Seminars aimed at developing the business cluster linked to the Cultural Route of Epirus Ancient Theaters
Our Journey: The Ancient Theatre of Zea
13th General Assembly of Diazoma Association – What Diazoma is to me and how I see its future
Corporate Members: An Institution is Born – Nea Odos & Kentriki Odos
Our journey: Theatre of Dionysus Eleuthereus
The Theatre of the Sanctuary of Dionysus Eleuthereus is the largest monument on the South Slope of the Acropolis, although only a small part of the immense original monument survives today. The remains of the Theatre of Dionysus Eleuthereus are located on the east part of the south slope of the Acropolis and are directly related to the homonymous sanctuary. This archaeological site is connected to the genesis and evolution of drama and the conception of the “theatre” as an artistic and architectural creation.
The largest part of the surviving remains, notwithstanding any given subsequent alterations and changes, belong to the monumental all-stone refurbishment of the Athenian theatre in the middle of the 4th century BC started by Eubulus and completed by the orator and controller of finances Lycurgus, an admirer of the great tragic poets of the 5th century BC and the achievements of the Age of Pericles.
The all-stone radial design, combined with the decision to construct the theatre on a slope, plays an archetypal role in the history of the architecture of theatrical spaces.
The diazoma (walkway) separates the theatre’s koilon (seating area) into the epitheatron (upper seating area) and the theatron (lower seating area). The diazoma formed part of the Peripatos, the public pathway around the rock of the Acropolis. During the Roman period, a new skene (the building behind the orchestra) replaced the old construction. Under Hadrian, it was decorated with statues, and the orchestra became horseshoe shaped. You can find out more by visiting the updated Scientific Bulletin of the ancient theatre here.
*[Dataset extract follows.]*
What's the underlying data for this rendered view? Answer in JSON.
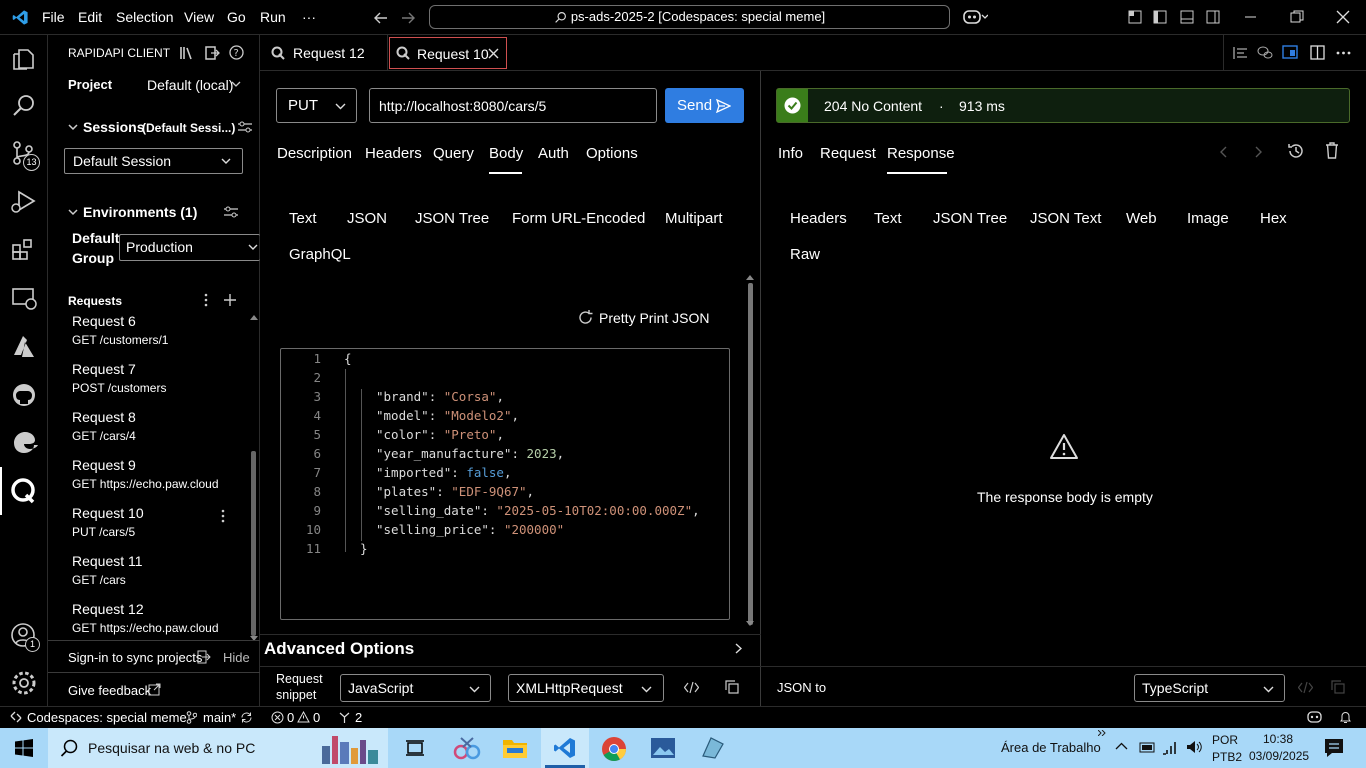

During the DIAZOMA Association’s 2nd General Assembly, which took place on Sunday, 13 December 2009, at the New Acropolis Museum’s Amphitheatre, members visited three significant audiovisual spaces of Athens: The Theatre of Dionysus, the Odeon of Pericles, and the Odeon of Herodes Atticus. The tour was guided by Mr. Konstantinos Boletis, architect-restorer of the Theatre of Dionysus.
The DIAZOMA Association has opened a bank account (“piggy-bank”) for the Ancient Theatre of Dionysus. The participation of schools in this initiative has been profoundly moving. The Ancient Theatre of Dionysus is immensely popular and dear to students. Many actions within the framework of DIAZOMA’s Educational Program “Adoption of Ancient Theatres- Students guide students around ancient theatres” have taken place there.
In April 2010, the Prefecture of Athens, at the instigation of DIAZOMA and with the personal contribution of the former Prefect and Regional Governor Mr. Ioannis Sgouros, allocated six million euros to the Ministry of Culture and Tourism for the “Restoration of the Ancient Theatre of Dionysus” project through a Programme Agreement.
The sub-projects concerned: a) the completion of the restoration of the Choragic Monument of Thrassylus, b) the gradual restoration and enhancement of the Ancient Theatre of Dionysus’ koilon -Phase I (the three central kerkides (seating sections) in particular), c) the completion of the restoration of the theatre’s east retaining walls, and d) the completion of the restoration of the podiums and the replica of the Statue of Menander at the east parodos (side entrance).
Following the dissolution of the Credit Management Fund for Archaeological Projects (TDPEAE) and the coordinated efforts of the Ministry of Culture and Sport central services, DIAZOMA and the Scientific Committee of the Acropolis South Slope, and under the Ministry of Development and Competitiveness Decision 28/07/2014, the “Restoration of the Ancient Theatre of Dionysus” project was included in the Public Investment Program.
In the years 2002, 2005, the restoration works of the retaining walls of the east and west parodos, respectively, were completed, followed by the restoration of the Choragic Monument of Thrasyllus in 2017.
In 2016, two ongoing subprograms were accepted by the Athens Ephorate of Antiquities as ongoing projects incorporated in the Public Investment Program. These subprograms concern the east side retaining wall and the central segment of the theatre’s koilon and are continuing at present.
In this respect, the exemplary restoration project includes works to the interior of the koilon, such as the joining together of architectural member fragments, the construction of new edolia (seats), and steps on the klimakes (stairs). The works to complete the restoration of the east side retaining wall include the casting, shaping, and installation of new conglomerate stones and supplementary material on the north end of the wall.
You can follow the progress of the works at the Ancient theatre from 2009 to the present day, here.